Task requirements:
All of the data below is to be copied again without changes.
*** Opening Data ***
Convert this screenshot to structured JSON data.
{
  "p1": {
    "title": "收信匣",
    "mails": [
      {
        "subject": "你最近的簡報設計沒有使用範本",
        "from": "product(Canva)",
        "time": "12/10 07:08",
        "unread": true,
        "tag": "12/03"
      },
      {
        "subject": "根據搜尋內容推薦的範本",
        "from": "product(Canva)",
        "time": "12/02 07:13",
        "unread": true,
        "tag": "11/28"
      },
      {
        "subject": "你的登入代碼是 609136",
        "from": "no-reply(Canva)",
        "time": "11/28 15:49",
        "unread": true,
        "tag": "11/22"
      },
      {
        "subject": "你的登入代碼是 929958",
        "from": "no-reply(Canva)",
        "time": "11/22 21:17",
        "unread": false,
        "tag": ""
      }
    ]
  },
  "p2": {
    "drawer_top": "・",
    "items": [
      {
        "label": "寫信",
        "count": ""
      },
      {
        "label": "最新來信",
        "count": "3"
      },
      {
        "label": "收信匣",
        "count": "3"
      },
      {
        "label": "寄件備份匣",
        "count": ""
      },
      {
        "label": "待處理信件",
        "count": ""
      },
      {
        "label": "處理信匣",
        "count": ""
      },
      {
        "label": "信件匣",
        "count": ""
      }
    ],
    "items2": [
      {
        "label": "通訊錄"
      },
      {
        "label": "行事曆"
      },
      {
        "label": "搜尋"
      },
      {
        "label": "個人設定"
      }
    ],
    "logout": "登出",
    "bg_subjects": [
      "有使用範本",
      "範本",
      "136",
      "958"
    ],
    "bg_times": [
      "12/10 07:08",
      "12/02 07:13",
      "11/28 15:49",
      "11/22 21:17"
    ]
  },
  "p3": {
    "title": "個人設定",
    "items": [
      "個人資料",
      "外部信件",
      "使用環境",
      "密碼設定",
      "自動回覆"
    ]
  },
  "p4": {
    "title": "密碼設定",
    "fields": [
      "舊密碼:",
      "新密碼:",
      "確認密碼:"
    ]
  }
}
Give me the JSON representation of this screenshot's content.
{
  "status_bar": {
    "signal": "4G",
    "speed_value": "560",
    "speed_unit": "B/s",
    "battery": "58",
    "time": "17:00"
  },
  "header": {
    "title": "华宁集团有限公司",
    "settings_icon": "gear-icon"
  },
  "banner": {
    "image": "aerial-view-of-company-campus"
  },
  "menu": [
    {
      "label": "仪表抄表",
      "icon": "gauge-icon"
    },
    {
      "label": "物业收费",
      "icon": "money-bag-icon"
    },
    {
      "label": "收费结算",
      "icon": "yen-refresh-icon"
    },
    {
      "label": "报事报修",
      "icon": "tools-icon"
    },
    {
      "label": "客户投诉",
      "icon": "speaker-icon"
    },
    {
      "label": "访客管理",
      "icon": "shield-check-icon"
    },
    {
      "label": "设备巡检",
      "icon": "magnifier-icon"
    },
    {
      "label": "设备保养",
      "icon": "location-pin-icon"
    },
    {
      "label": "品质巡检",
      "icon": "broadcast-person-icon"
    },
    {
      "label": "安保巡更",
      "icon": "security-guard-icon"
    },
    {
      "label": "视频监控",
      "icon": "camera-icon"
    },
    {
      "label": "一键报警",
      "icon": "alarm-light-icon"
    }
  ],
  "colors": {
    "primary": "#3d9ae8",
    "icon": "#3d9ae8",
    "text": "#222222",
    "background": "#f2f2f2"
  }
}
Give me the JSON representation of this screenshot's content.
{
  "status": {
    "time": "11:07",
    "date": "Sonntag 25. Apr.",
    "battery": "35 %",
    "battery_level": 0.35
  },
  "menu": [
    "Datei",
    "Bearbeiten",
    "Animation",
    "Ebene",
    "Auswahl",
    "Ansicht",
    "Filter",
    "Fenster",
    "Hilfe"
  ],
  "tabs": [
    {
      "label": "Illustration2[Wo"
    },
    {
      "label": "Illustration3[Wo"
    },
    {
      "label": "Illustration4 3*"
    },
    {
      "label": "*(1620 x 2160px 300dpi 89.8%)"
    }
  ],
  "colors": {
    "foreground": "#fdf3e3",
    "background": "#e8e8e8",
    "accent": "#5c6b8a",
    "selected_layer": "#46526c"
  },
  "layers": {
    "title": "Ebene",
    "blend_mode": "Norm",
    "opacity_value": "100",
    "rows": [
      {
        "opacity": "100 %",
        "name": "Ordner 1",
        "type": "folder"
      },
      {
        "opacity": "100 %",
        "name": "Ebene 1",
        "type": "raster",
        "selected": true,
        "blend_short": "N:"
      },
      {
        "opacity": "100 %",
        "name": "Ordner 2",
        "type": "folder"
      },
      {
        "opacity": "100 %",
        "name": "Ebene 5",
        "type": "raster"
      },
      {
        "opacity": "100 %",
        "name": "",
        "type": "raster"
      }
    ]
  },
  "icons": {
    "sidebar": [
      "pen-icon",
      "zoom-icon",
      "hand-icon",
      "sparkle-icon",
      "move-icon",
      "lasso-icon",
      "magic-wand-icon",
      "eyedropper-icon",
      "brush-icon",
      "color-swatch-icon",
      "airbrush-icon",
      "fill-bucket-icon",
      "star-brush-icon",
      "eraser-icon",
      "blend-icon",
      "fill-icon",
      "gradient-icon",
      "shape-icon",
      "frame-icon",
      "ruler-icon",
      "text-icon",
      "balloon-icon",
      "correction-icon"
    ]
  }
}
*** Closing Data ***
Final answer:
Convert this screenshot to structured JSON data.
{
  "p1": {
    "title": "收信匣",
    "mails": [
      {
        "subject": "你最近的簡報設計沒有使用範本",
        "from": "product(Canva)",
        "time": "12/10 07:08",
        "unread": true,
        "tag": "12/03"
      },
      {
        "subject": "根據搜尋內容推薦的範本",
        "from": "product(Canva)",
        "time": "12/02 07:13",
        "unread": true,
        "tag": "11/28"
      },
      {
        "subject": "你的登入代碼是 609136",
        "from": "no-reply(Canva)",
        "time": "11/28 15:49",
        "unread": true,
        "tag": "11/22"
      },
      {
        "subject": "你的登入代碼是 929958",
        "from": "no-reply(Canva)",
        "time": "11/22 21:17",
        "unread": false,
        "tag": ""
      }
    ]
  },
  "p2": {
    "drawer_top": "・",
    "items": [
      {
        "label": "寫信",
        "count": ""
      },
      {
        "label": "最新來信",
        "count": "3"
      },
      {
        "label": "收信匣",
        "count": "3"
      },
      {
        "label": "寄件備份匣",
        "count": ""
      },
      {
        "label": "待處理信件",
        "count": ""
      },
      {
        "label": "處理信匣",
        "count": ""
      },
      {
        "label": "信件匣",
        "count": ""
      }
    ],
    "items2": [
      {
        "label": "通訊錄"
      },
      {
        "label": "行事曆"
      },
      {
        "label": "搜尋"
      },
      {
        "label": "個人設定"
      }
    ],
    "logout": "登出",
    "bg_subjects": [
      "有使用範本",
      "範本",
      "136",
      "958"
    ],
    "bg_times": [
      "12/10 07:08",
      "12/02 07:13",
      "11/28 15:49",
      "11/22 21:17"
    ]
  },
  "p3": {
    "title": "個人設定",
    "items": [
      "個人資料",
      "外部信件",
      "使用環境",
      "密碼設定",
      "自動回覆"
    ]
  },
  "p4": {
    "title": "密碼設定",
    "fields": [
      "舊密碼:",
      "新密碼:",
      "確認密碼:"
    ]
  }
}
Give me the JSON representation of this screenshot's content.
{
  "status_bar": {
    "signal": "4G",
    "speed_value": "560",
    "speed_unit": "B/s",
    "battery": "58",
    "time": "17:00"
  },
  "header": {
    "title": "华宁集团有限公司",
    "settings_icon": "gear-icon"
  },
  "banner": {
    "image": "aerial-view-of-company-campus"
  },
  "menu": [
    {
      "label": "仪表抄表",
      "icon": "gauge-icon"
    },
    {
      "label": "物业收费",
      "icon": "money-bag-icon"
    },
    {
      "label": "收费结算",
      "icon": "yen-refresh-icon"
    },
    {
      "label": "报事报修",
      "icon": "tools-icon"
    },
    {
      "label": "客户投诉",
      "icon": "speaker-icon"
    },
    {
      "label": "访客管理",
      "icon": "shield-check-icon"
    },
    {
      "label": "设备巡检",
      "icon": "magnifier-icon"
    },
    {
      "label": "设备保养",
      "icon": "location-pin-icon"
    },
    {
      "label": "品质巡检",
      "icon": "broadcast-person-icon"
    },
    {
      "label": "安保巡更",
      "icon": "security-guard-icon"
    },
    {
      "label": "视频监控",
      "icon": "camera-icon"
    },
    {
      "label": "一键报警",
      "icon": "alarm-light-icon"
    }
  ],
  "colors": {
    "primary": "#3d9ae8",
    "icon": "#3d9ae8",
    "text": "#222222",
    "background": "#f2f2f2"
  }
}
Give me the JSON representation of this screenshot's content.
{
  "status": {
    "time": "11:07",
    "date": "Sonntag 25. Apr.",
    "battery": "35 %",
    "battery_level": 0.35
  },
  "menu": [
    "Datei",
    "Bearbeiten",
    "Animation",
    "Ebene",
    "Auswahl",
    "Ansicht",
    "Filter",
    "Fenster",
    "Hilfe"
  ],
  "tabs": [
    {
      "label": "Illustration2[Wo"
    },
    {
      "label": "Illustration3[Wo"
    },
    {
      "label": "Illustration4 3*"
    },
    {
      "label": "*(1620 x 2160px 300dpi 89.8%)"
    }
  ],
  "colors": {
    "foreground": "#fdf3e3",
    "background": "#e8e8e8",
    "accent": "#5c6b8a",
    "selected_layer": "#46526c"
  },
  "layers": {
    "title": "Ebene",
    "blend_mode": "Norm",
    "opacity_value": "100",
    "rows": [
      {
        "opacity": "100 %",
        "name": "Ordner 1",
        "type": "folder"
      },
      {
        "opacity": "100 %",
        "name": "Ebene 1",
        "type": "raster",
        "selected": true,
        "blend_short": "N:"
      },
      {
        "opacity": "100 %",
        "name": "Ordner 2",
        "type": "folder"
      },
      {
        "opacity": "100 %",
        "name": "Ebene 5",
        "type": "raster"
      },
      {
        "opacity": "100 %",
        "name": "",
        "type": "raster"
      }
    ]
  },
  "icons": {
    "sidebar": [
      "pen-icon",
      "zoom-icon",
      "hand-icon",
      "sparkle-icon",
      "move-icon",
      "lasso-icon",
      "magic-wand-icon",
      "eyedropper-icon",
      "brush-icon",
      "color-swatch-icon",
      "airbrush-icon",
      "fill-bucket-icon",
      "star-brush-icon",
      "eraser-icon",
      "blend-icon",
      "fill-icon",
      "gradient-icon",
      "shape-icon",
      "frame-icon",
      "ruler-icon",
      "text-icon",
      "balloon-icon",
      "correction-icon"
    ]
  }
}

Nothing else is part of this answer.